How to find the right principal component analysis for your web apps

By Matt KollerThe most popular principal component (PCA) tools that can be used to build predictive models of web apps are the popular Google, Facebook, and Microsoft products, and their use is increasing as developers are increasingly adopting tools such as Google’s TensorFlow and Microsoft’s Kestrel.

While the latter is particularly popular in enterprise settings, its use has increased in web apps.

In a recent post on the web app development community, Paul Karpeles from Karpeling Labs explained the benefits of using principal component models, as well as the pros and cons of using these methods in a web app:Principal Component Analysis (PCAA) is a powerful tool to make predictions about web app performance, which is an important factor in the decision-making process.

PCA has a great impact on web app optimization, because its algorithms are highly reliable, and the predictive model can be easily adapted to new scenarios.

The drawback is that the accuracy of the model depends on the number of features (or features-only), and this is often difficult to achieve with other software.

Principal component modeling has many advantages over traditional principal component techniques, such as regression or clustering.

Principal components can be implemented in many different ways, which makes them easy to scale up, especially when building applications that are dynamically generated, such in a RESTful API.PCA can be applied to many different tasks, but the most common are:Detecting network performance, for example, which may depend on the use of HTTP requests or response headers.

Analyzing the data (such as user agent strings, device IDs, or other metadata), or generating an HTML report that displays the data.

Analytic testing of a web application, such that it can be evaluated in real time.

Analyzing data using a web analytics platform such as JBoss’ RCT and the Joomla!

Platform, as a result of which the web application can be optimized for performance, scalability, and security.

Principal component modeling is particularly useful for web applications that use a combination of web APIs, web services, and services like Analytics, Analytics2, and a data pipeline.

As a result, the resulting application is likely to be more robust and performant.

Princeter component models are often used in the context of business applications, where there is a need to determine whether the web interface or user agent is the same for both the user and a target.

For example, when a user agent identifies a particular device, a browser can be programmed to match the user agent to the device’s device ID, which can help to identify the device in question.

In contrast, a data model can identify the user’s device by including a set of features such as the device id and a user name, which are commonly used for identification.

This type of model is typically referred to as a principal component model, and its use in web applications can help identify the differences between different user agent and device IDs.PCAs are useful for detecting network behavior, but there are several other uses for principal component modeling.

For instance, a principal components model can help in the analysis of HTTP responses that have not yet been processed by a web server.
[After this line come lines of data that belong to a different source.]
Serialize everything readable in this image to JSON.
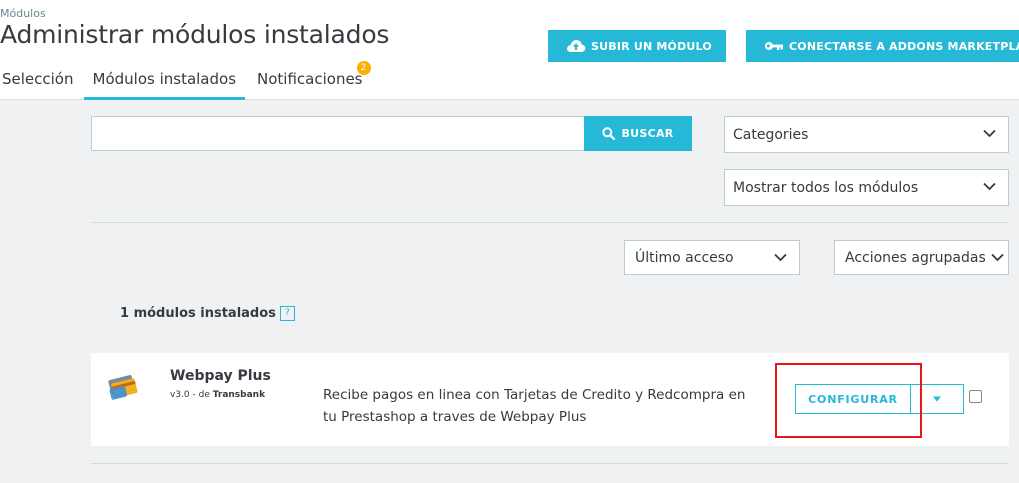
{
  "header": {
    "breadcrumb": "Módulos",
    "title": "Administrar módulos instalados",
    "upload_button": "SUBIR UN MÓDULO",
    "upload_icon": "cloud-upload-icon",
    "connect_button": "CONECTARSE A ADDONS MARKETPLACE",
    "connect_icon": "key-icon"
  },
  "tabs": [
    {
      "label": "Selección"
    },
    {
      "label": "Módulos instalados",
      "active": true
    },
    {
      "label": "Notificaciones",
      "badge": "2"
    }
  ],
  "search": {
    "placeholder": "",
    "button_label": "BUSCAR",
    "button_icon": "search-icon"
  },
  "filters": {
    "categories": "Categories",
    "show": "Mostrar todos los módulos",
    "sort": "Último acceso",
    "bulk_actions": "Acciones agrupadas"
  },
  "list": {
    "count_label": "1 módulos instalados",
    "help_label": "?",
    "modules": [
      {
        "name": "Webpay Plus",
        "version": "v3.0 - de ",
        "author": "Transbank",
        "description": "Recibe pagos en linea con Tarjetas de Credito y Redcompra en tu Prestashop a traves de Webpay Plus",
        "configure_label": "CONFIGURAR",
        "logo_icon": "credit-cards-icon"
      }
    ]
  },
  "colors": {
    "accent": "#25b9d7",
    "badge": "#fab000",
    "highlight": "#e8161c",
    "background": "#eff1f2"
  }
}
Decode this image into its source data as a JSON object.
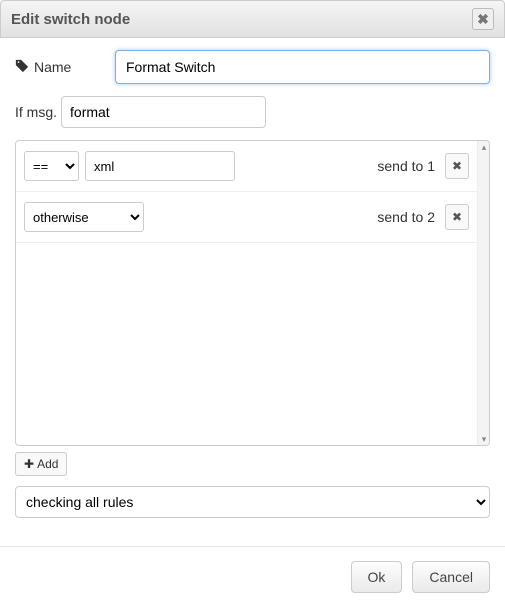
{
  "dialog": {
    "title": "Edit switch node"
  },
  "form": {
    "name_label": "Name",
    "name_value": "Format Switch",
    "ifmsg_label": "If msg.",
    "ifmsg_value": "format"
  },
  "rules": [
    {
      "op": "==",
      "value": "xml",
      "send_prefix": "send to",
      "index": "1"
    },
    {
      "op": "otherwise",
      "value": "",
      "send_prefix": "send to",
      "index": "2"
    }
  ],
  "add_button_label": "Add",
  "mode_value": "checking all rules",
  "footer": {
    "ok": "Ok",
    "cancel": "Cancel"
  }
}
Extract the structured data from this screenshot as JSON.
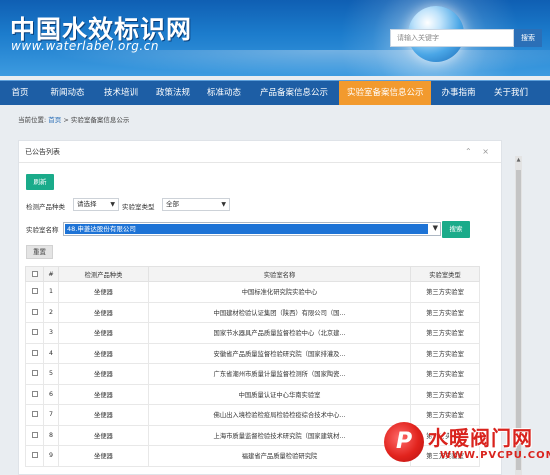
{
  "header": {
    "title": "中国水效标识网",
    "url": "www.waterlabel.org.cn",
    "search_placeholder": "请输入关键字",
    "search_button": "搜索"
  },
  "nav": {
    "items": [
      {
        "label": "首页"
      },
      {
        "label": "新闻动态"
      },
      {
        "label": "技术培训"
      },
      {
        "label": "政策法规"
      },
      {
        "label": "标准动态"
      },
      {
        "label": "产品备案信息公示"
      },
      {
        "label": "实验室备案信息公示",
        "active": true
      },
      {
        "label": "办事指南"
      },
      {
        "label": "关于我们"
      }
    ]
  },
  "breadcrumb": {
    "prefix": "当前位置:",
    "home": "首页",
    "current": "> 实验室备案信息公示"
  },
  "panel": {
    "title": "已公告列表",
    "tools": "⌃ ×",
    "refresh_button": "刷新",
    "filters": {
      "product_label": "检测产品种类",
      "product_value": "请选择",
      "lab_type_label": "实验室类型",
      "lab_type_value": "全部",
      "lab_name_label": "实验室名称",
      "lab_name_value": "48.申菱达股份有限公司",
      "search_button": "搜索",
      "reset_button": "重置"
    }
  },
  "table": {
    "headers": [
      "",
      "#",
      "检测产品种类",
      "实验室名称",
      "实验室类型"
    ],
    "rows": [
      {
        "no": "1",
        "product": "坐便器",
        "name": "中国标准化研究院实验中心",
        "type": "第三方实验室"
      },
      {
        "no": "2",
        "product": "坐便器",
        "name": "中国建材检验认证集团（陕西）有限公司（国...",
        "type": "第三方实验室"
      },
      {
        "no": "3",
        "product": "坐便器",
        "name": "国家节水器具产品质量监督检验中心（北京建...",
        "type": "第三方实验室"
      },
      {
        "no": "4",
        "product": "坐便器",
        "name": "安徽省产品质量监督检验研究院（国家排灌及...",
        "type": "第三方实验室"
      },
      {
        "no": "5",
        "product": "坐便器",
        "name": "广东省潮州市质量计量监督检测所（国家陶瓷...",
        "type": "第三方实验室"
      },
      {
        "no": "6",
        "product": "坐便器",
        "name": "中国质量认证中心华南实验室",
        "type": "第三方实验室"
      },
      {
        "no": "7",
        "product": "坐便器",
        "name": "佛山出入境检验检疫局检验检疫综合技术中心...",
        "type": "第三方实验室"
      },
      {
        "no": "8",
        "product": "坐便器",
        "name": "上海市质量监督检验技术研究院（国家建筑材...",
        "type": "第三方实验室"
      },
      {
        "no": "9",
        "product": "坐便器",
        "name": "福建省产品质量检验研究院",
        "type": "第三方实验室"
      }
    ]
  },
  "watermark": {
    "logo": "P",
    "name": "水暖阀门网",
    "url": "WWW.PVCPU.COM"
  },
  "colors": {
    "header_blue": "#1c7ccc",
    "nav_blue": "#1d5ea5",
    "nav_active": "#f29a2e",
    "green_button": "#1aab8a",
    "select_highlight": "#1d73d6"
  }
}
In addition, principal component algorithms can be useful for the generation of a report of network traffic to the application server, which might be useful to alert a user to the presence of an application server that might be acting as a relay.

Princetraining the network traffic, or tracking the source of the network packet, is often more difficult when the traffic is encrypted, and PCAs can be a useful tool to identify this behavior.
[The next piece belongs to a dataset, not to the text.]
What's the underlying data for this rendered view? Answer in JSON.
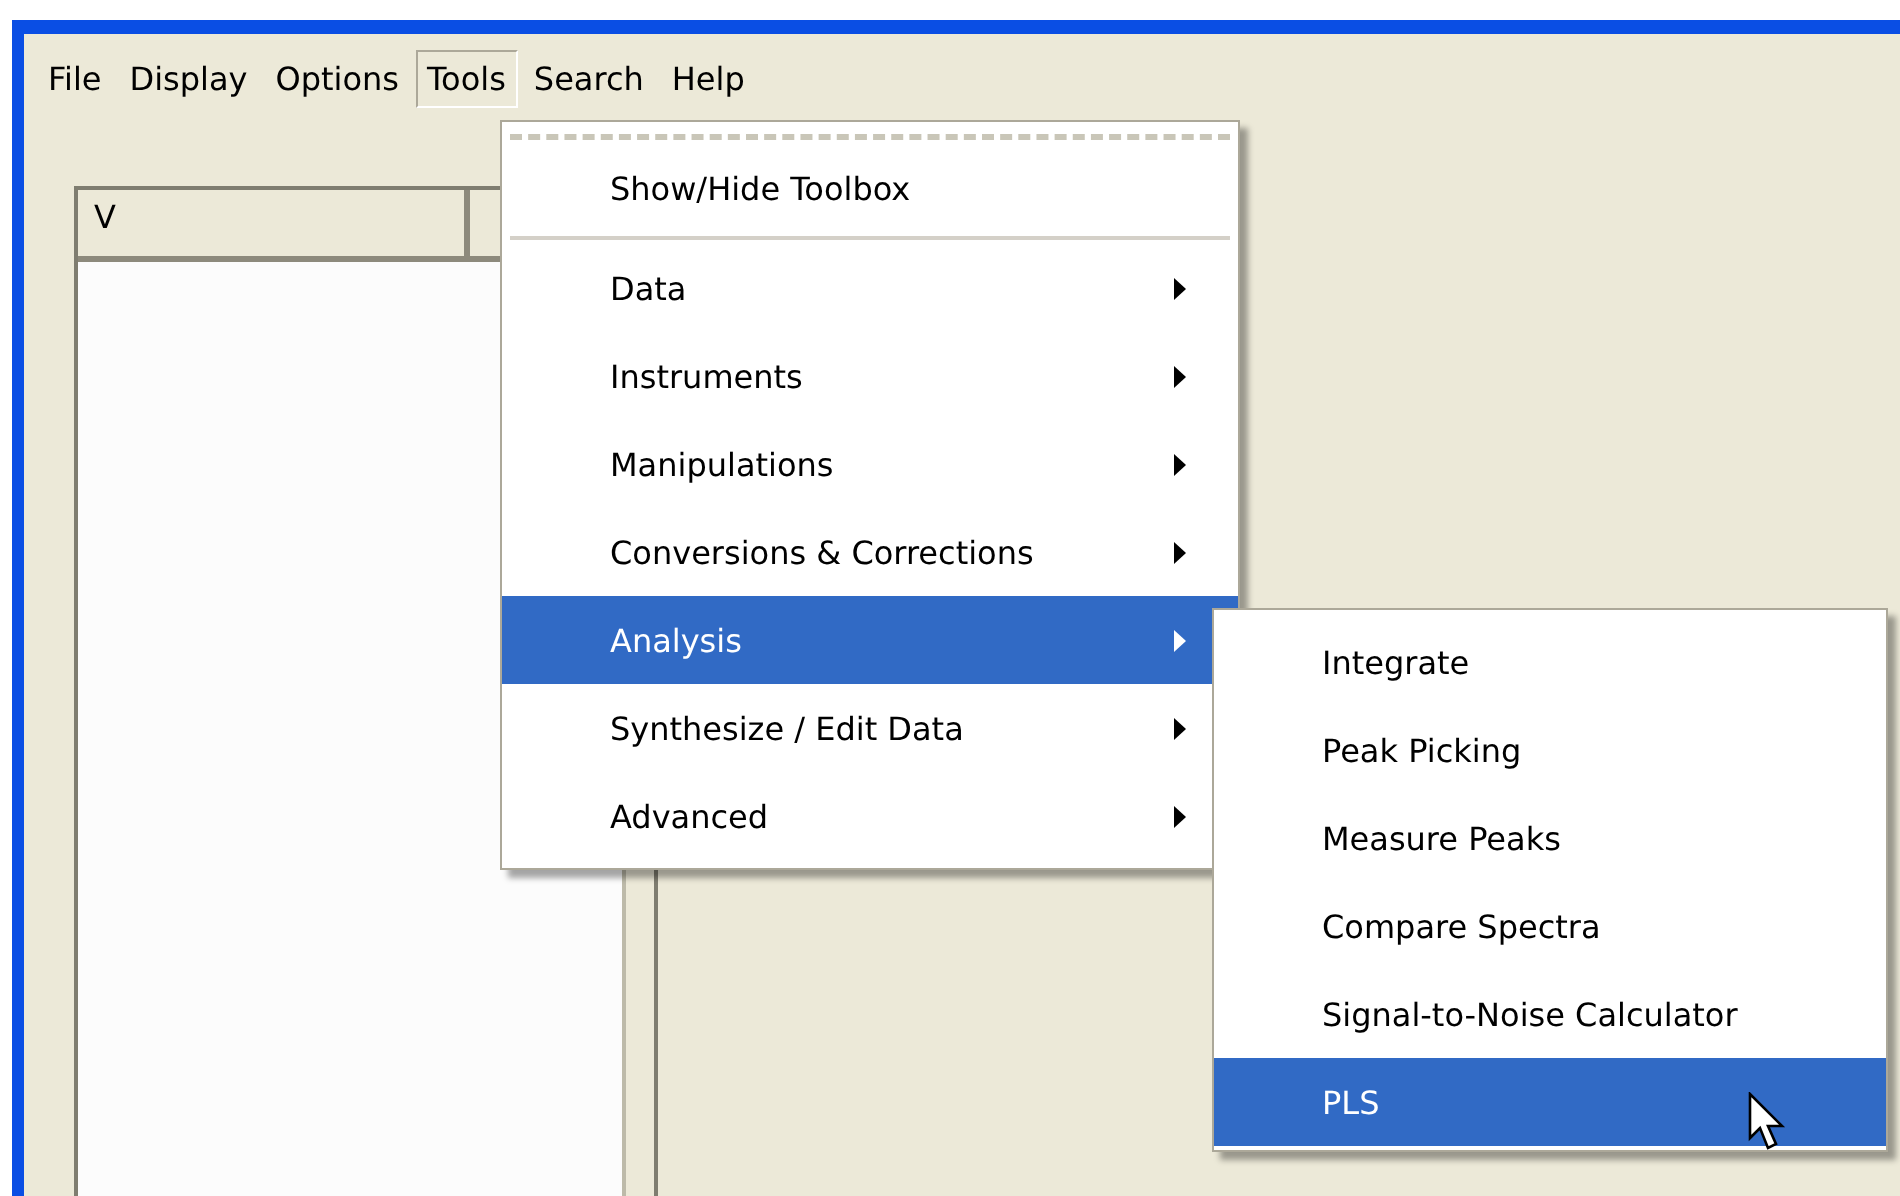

Principal part analysis can be helpful in identifying the source IP addresses that may be using the network.

Similarly, principal components can help when determining the source and destination IP addresses of an HTTP request.

Princetric Principal Component AnalysisPrinceter components can also be used in conjunction with principal component and principal part modeling to identify network behavior.
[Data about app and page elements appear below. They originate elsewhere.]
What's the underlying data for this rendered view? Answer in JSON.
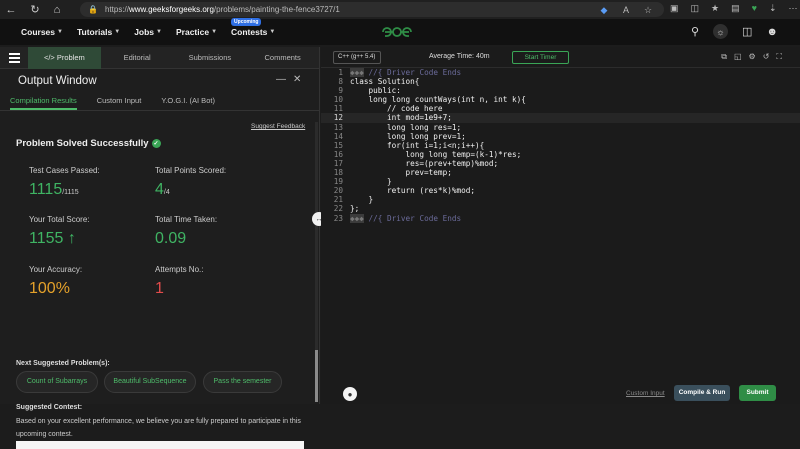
{
  "browser": {
    "url_prefix": "https://",
    "url_host": "www.geeksforgeeks.org",
    "url_path": "/problems/painting-the-fence3727/1"
  },
  "nav": {
    "items": [
      {
        "label": "Courses"
      },
      {
        "label": "Tutorials"
      },
      {
        "label": "Jobs"
      },
      {
        "label": "Practice"
      },
      {
        "label": "Contests"
      }
    ],
    "badge": "Upcoming"
  },
  "left": {
    "tabs": [
      "</> Problem",
      "Editorial",
      "Submissions",
      "Comments"
    ],
    "output_title": "Output Window",
    "sub_tabs": [
      "Compilation Results",
      "Custom Input",
      "Y.O.G.I. (AI Bot)"
    ],
    "suggest_feedback": "Suggest Feedback",
    "solved": "Problem Solved Successfully",
    "stats": {
      "tc_label": "Test Cases Passed:",
      "tc_value": "1115",
      "tc_total": "/1115",
      "pts_label": "Total Points Scored:",
      "pts_value": "4",
      "pts_total": "/4",
      "score_label": "Your Total Score:",
      "score_value": "1155",
      "time_label": "Total Time Taken:",
      "time_value": "0.09",
      "acc_label": "Your Accuracy:",
      "acc_value": "100%",
      "att_label": "Attempts No.:",
      "att_value": "1"
    },
    "next_title": "Next Suggested Problem(s):",
    "chips": [
      "Count of Subarrays",
      "Beautiful SubSequence",
      "Pass the semester"
    ],
    "contest_title": "Suggested Contest:",
    "contest_text": "Based on your excellent performance, we believe you are fully prepared to participate in this upcoming contest."
  },
  "editor": {
    "language": "C++ (g++ 5.4)",
    "avg_time": "Average Time: 40m",
    "start_timer": "Start Timer",
    "custom_input": "Custom Input",
    "compile": "Compile & Run",
    "submit": "Submit",
    "lines": [
      {
        "n": "1",
        "code": "//{ Driver Code Ends"
      },
      {
        "n": "8",
        "code": "class Solution{"
      },
      {
        "n": "9",
        "code": "    public:"
      },
      {
        "n": "10",
        "code": "    long long countWays(int n, int k){"
      },
      {
        "n": "11",
        "code": "        // code here"
      },
      {
        "n": "12",
        "code": "        int mod=1e9+7;"
      },
      {
        "n": "13",
        "code": "        long long res=1;"
      },
      {
        "n": "14",
        "code": "        long long prev=1;"
      },
      {
        "n": "15",
        "code": "        for(int i=1;i<n;i++){"
      },
      {
        "n": "16",
        "code": "            long long temp=(k-1)*res;"
      },
      {
        "n": "17",
        "code": "            res=(prev+temp)%mod;"
      },
      {
        "n": "18",
        "code": "            prev=temp;"
      },
      {
        "n": "19",
        "code": "        }"
      },
      {
        "n": "20",
        "code": "        return (res*k)%mod;"
      },
      {
        "n": "21",
        "code": "    }"
      },
      {
        "n": "22",
        "code": "};"
      },
      {
        "n": "23",
        "code": "//{ Driver Code Ends"
      }
    ]
  }
}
PCAs and principal component analyses can be employed in many scenarios, and both can be powerful tools.

One common example is when a network application has a network that is encrypted with a secure channel such as HTTPS, where the client sends an encrypted HTTP request to the server.

The server then processes the request and reports a response.

A principal component can be trained to predict the behavior of this encrypted network.

PCAP can be particularly useful when modeling network behavior because it is able to identify which HTTP requests are encrypted, which data are sent, and how much traffic is passing through the encrypted channel.

Princeton University has a speciality in using principal components in the design and implementation of network protocols, and it has created a class of algorithms called Principal Component Aided Designs (PCAP).

Principal components can identify a number of different network behavior traits.

These traits can be grouped into three broad categories:Protocols are designed to be used as a communication medium between computers and networks, or to be a common way of communicating between different machines.

Protocol is used to